**Problem statement:** Could you write out the data that follows, exactly and in full?

*** Opening of Material for this task ***

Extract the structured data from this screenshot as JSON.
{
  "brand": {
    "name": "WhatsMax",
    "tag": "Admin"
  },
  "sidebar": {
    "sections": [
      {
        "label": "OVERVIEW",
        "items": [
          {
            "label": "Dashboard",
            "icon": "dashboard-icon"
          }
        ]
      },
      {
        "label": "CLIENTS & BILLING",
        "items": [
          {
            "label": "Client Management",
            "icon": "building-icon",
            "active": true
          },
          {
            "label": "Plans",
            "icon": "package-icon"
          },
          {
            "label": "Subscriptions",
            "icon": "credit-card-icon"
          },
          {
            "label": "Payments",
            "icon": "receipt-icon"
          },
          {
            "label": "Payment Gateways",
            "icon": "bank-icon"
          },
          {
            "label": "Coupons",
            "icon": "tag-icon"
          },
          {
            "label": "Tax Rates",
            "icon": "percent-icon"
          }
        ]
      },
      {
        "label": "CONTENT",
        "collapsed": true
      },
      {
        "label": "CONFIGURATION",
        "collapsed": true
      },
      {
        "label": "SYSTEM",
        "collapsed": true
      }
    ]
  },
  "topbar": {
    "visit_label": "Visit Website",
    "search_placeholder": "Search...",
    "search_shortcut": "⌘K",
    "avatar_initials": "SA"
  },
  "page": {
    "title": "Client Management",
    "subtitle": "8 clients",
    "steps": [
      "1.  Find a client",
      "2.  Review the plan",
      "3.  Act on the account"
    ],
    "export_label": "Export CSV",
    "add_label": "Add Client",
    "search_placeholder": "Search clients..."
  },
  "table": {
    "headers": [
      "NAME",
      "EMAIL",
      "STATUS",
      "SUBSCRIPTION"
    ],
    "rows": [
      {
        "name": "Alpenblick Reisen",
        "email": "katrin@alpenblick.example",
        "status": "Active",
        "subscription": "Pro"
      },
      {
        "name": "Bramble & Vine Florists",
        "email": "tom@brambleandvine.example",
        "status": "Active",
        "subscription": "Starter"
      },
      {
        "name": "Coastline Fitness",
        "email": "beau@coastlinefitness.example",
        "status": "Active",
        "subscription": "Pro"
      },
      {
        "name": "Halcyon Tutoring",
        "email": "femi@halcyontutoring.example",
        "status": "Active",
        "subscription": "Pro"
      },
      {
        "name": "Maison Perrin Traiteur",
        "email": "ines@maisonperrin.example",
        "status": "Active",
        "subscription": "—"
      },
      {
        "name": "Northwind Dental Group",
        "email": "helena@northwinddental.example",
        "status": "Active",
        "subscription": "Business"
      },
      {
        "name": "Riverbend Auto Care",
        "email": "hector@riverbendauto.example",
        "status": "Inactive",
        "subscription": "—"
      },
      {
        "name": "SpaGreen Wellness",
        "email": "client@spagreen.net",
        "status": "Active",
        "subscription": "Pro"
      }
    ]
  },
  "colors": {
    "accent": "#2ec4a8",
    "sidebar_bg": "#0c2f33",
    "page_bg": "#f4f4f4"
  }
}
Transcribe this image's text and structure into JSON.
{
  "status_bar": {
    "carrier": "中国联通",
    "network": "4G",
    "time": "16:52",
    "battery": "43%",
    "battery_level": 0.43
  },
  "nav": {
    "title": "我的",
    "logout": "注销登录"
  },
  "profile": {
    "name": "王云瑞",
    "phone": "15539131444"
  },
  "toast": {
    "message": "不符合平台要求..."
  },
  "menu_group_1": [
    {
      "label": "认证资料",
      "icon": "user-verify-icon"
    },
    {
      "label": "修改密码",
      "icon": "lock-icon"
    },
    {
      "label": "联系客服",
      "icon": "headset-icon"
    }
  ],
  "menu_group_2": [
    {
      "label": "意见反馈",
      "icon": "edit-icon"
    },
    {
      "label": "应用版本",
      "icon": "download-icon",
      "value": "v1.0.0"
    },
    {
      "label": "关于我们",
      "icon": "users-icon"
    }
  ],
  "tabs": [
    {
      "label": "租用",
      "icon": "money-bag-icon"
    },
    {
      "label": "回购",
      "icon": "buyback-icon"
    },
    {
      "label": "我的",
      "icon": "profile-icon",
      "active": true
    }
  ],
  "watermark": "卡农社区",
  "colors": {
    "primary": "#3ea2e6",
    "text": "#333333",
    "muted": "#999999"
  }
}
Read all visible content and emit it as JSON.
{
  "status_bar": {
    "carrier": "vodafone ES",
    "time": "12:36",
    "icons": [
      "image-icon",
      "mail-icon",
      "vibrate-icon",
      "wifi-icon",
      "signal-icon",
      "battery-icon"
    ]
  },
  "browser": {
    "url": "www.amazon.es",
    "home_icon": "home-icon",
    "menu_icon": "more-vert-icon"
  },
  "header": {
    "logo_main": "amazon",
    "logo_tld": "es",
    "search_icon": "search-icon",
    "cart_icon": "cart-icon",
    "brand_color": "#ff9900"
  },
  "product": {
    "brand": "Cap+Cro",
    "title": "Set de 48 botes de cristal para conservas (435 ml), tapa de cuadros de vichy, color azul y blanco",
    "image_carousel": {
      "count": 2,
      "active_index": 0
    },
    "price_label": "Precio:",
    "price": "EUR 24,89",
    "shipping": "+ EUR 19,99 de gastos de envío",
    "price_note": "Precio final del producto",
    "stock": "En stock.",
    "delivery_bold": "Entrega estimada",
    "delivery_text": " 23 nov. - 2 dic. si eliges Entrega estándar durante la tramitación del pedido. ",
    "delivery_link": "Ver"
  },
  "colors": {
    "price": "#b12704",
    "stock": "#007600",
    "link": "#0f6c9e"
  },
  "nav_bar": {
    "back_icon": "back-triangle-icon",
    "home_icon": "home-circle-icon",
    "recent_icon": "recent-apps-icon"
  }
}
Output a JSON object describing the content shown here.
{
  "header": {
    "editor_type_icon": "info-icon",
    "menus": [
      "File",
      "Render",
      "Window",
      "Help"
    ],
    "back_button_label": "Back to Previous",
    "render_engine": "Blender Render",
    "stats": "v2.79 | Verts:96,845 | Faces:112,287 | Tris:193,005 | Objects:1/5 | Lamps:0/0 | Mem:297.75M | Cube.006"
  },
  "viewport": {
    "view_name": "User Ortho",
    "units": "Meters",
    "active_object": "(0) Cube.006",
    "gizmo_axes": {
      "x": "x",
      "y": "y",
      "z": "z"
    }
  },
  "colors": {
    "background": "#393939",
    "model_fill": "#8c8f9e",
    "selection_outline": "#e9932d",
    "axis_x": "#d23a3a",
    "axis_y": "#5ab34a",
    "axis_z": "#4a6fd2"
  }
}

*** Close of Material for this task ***

**Solution to the problem:**
Extract the structured data from this screenshot as JSON.
{
  "brand": {
    "name": "WhatsMax",
    "tag": "Admin"
  },
  "sidebar": {
    "sections": [
      {
        "label": "OVERVIEW",
        "items": [
          {
            "label": "Dashboard",
            "icon": "dashboard-icon"
          }
        ]
      },
      {
        "label": "CLIENTS & BILLING",
        "items": [
          {
            "label": "Client Management",
            "icon": "building-icon",
            "active": true
          },
          {
            "label": "Plans",
            "icon": "package-icon"
          },
          {
            "label": "Subscriptions",
            "icon": "credit-card-icon"
          },
          {
            "label": "Payments",
            "icon": "receipt-icon"
          },
          {
            "label": "Payment Gateways",
            "icon": "bank-icon"
          },
          {
            "label": "Coupons",
            "icon": "tag-icon"
          },
          {
            "label": "Tax Rates",
            "icon": "percent-icon"
          }
        ]
      },
      {
        "label": "CONTENT",
        "collapsed": true
      },
      {
        "label": "CONFIGURATION",
        "collapsed": true
      },
      {
        "label": "SYSTEM",
        "collapsed": true
      }
    ]
  },
  "topbar": {
    "visit_label": "Visit Website",
    "search_placeholder": "Search...",
    "search_shortcut": "⌘K",
    "avatar_initials": "SA"
  },
  "page": {
    "title": "Client Management",
    "subtitle": "8 clients",
    "steps": [
      "1.  Find a client",
      "2.  Review the plan",
      "3.  Act on the account"
    ],
    "export_label": "Export CSV",
    "add_label": "Add Client",
    "search_placeholder": "Search clients..."
  },
  "table": {
    "headers": [
      "NAME",
      "EMAIL",
      "STATUS",
      "SUBSCRIPTION"
    ],
    "rows": [
      {
        "name": "Alpenblick Reisen",
        "email": "katrin@alpenblick.example",
        "status": "Active",
        "subscription": "Pro"
      },
      {
        "name": "Bramble & Vine Florists",
        "email": "tom@brambleandvine.example",
        "status": "Active",
        "subscription": "Starter"
      },
      {
        "name": "Coastline Fitness",
        "email": "beau@coastlinefitness.example",
        "status": "Active",
        "subscription": "Pro"
      },
      {
        "name": "Halcyon Tutoring",
        "email": "femi@halcyontutoring.example",
        "status": "Active",
        "subscription": "Pro"
      },
      {
        "name": "Maison Perrin Traiteur",
        "email": "ines@maisonperrin.example",
        "status": "Active",
        "subscription": "—"
      },
      {
        "name": "Northwind Dental Group",
        "email": "helena@northwinddental.example",
        "status": "Active",
        "subscription": "Business"
      },
      {
        "name": "Riverbend Auto Care",
        "email": "hector@riverbendauto.example",
        "status": "Inactive",
        "subscription": "—"
      },
      {
        "name": "SpaGreen Wellness",
        "email": "client@spagreen.net",
        "status": "Active",
        "subscription": "Pro"
      }
    ]
  },
  "colors": {
    "accent": "#2ec4a8",
    "sidebar_bg": "#0c2f33",
    "page_bg": "#f4f4f4"
  }
}
Transcribe this image's text and structure into JSON.
{
  "status_bar": {
    "carrier": "中国联通",
    "network": "4G",
    "time": "16:52",
    "battery": "43%",
    "battery_level": 0.43
  },
  "nav": {
    "title": "我的",
    "logout": "注销登录"
  },
  "profile": {
    "name": "王云瑞",
    "phone": "15539131444"
  },
  "toast": {
    "message": "不符合平台要求..."
  },
  "menu_group_1": [
    {
      "label": "认证资料",
      "icon": "user-verify-icon"
    },
    {
      "label": "修改密码",
      "icon": "lock-icon"
    },
    {
      "label": "联系客服",
      "icon": "headset-icon"
    }
  ],
  "menu_group_2": [
    {
      "label": "意见反馈",
      "icon": "edit-icon"
    },
    {
      "label": "应用版本",
      "icon": "download-icon",
      "value": "v1.0.0"
    },
    {
      "label": "关于我们",
      "icon": "users-icon"
    }
  ],
  "tabs": [
    {
      "label": "租用",
      "icon": "money-bag-icon"
    },
    {
      "label": "回购",
      "icon": "buyback-icon"
    },
    {
      "label": "我的",
      "icon": "profile-icon",
      "active": true
    }
  ],
  "watermark": "卡农社区",
  "colors": {
    "primary": "#3ea2e6",
    "text": "#333333",
    "muted": "#999999"
  }
}
Read all visible content and emit it as JSON.
{
  "status_bar": {
    "carrier": "vodafone ES",
    "time": "12:36",
    "icons": [
      "image-icon",
      "mail-icon",
      "vibrate-icon",
      "wifi-icon",
      "signal-icon",
      "battery-icon"
    ]
  },
  "browser": {
    "url": "www.amazon.es",
    "home_icon": "home-icon",
    "menu_icon": "more-vert-icon"
  },
  "header": {
    "logo_main": "amazon",
    "logo_tld": "es",
    "search_icon": "search-icon",
    "cart_icon": "cart-icon",
    "brand_color": "#ff9900"
  },
  "product": {
    "brand": "Cap+Cro",
    "title": "Set de 48 botes de cristal para conservas (435 ml), tapa de cuadros de vichy, color azul y blanco",
    "image_carousel": {
      "count": 2,
      "active_index": 0
    },
    "price_label": "Precio:",
    "price": "EUR 24,89",
    "shipping": "+ EUR 19,99 de gastos de envío",
    "price_note": "Precio final del producto",
    "stock": "En stock.",
    "delivery_bold": "Entrega estimada",
    "delivery_text": " 23 nov. - 2 dic. si eliges Entrega estándar durante la tramitación del pedido. ",
    "delivery_link": "Ver"
  },
  "colors": {
    "price": "#b12704",
    "stock": "#007600",
    "link": "#0f6c9e"
  },
  "nav_bar": {
    "back_icon": "back-triangle-icon",
    "home_icon": "home-circle-icon",
    "recent_icon": "recent-apps-icon"
  }
}
Output a JSON object describing the content shown here.
{
  "header": {
    "editor_type_icon": "info-icon",
    "menus": [
      "File",
      "Render",
      "Window",
      "Help"
    ],
    "back_button_label": "Back to Previous",
    "render_engine": "Blender Render",
    "stats": "v2.79 | Verts:96,845 | Faces:112,287 | Tris:193,005 | Objects:1/5 | Lamps:0/0 | Mem:297.75M | Cube.006"
  },
  "viewport": {
    "view_name": "User Ortho",
    "units": "Meters",
    "active_object": "(0) Cube.006",
    "gizmo_axes": {
      "x": "x",
      "y": "y",
      "z": "z"
    }
  },
  "colors": {
    "background": "#393939",
    "model_fill": "#8c8f9e",
    "selection_outline": "#e9932d",
    "axis_x": "#d23a3a",
    "axis_y": "#5ab34a",
    "axis_z": "#4a6fd2"
  }
}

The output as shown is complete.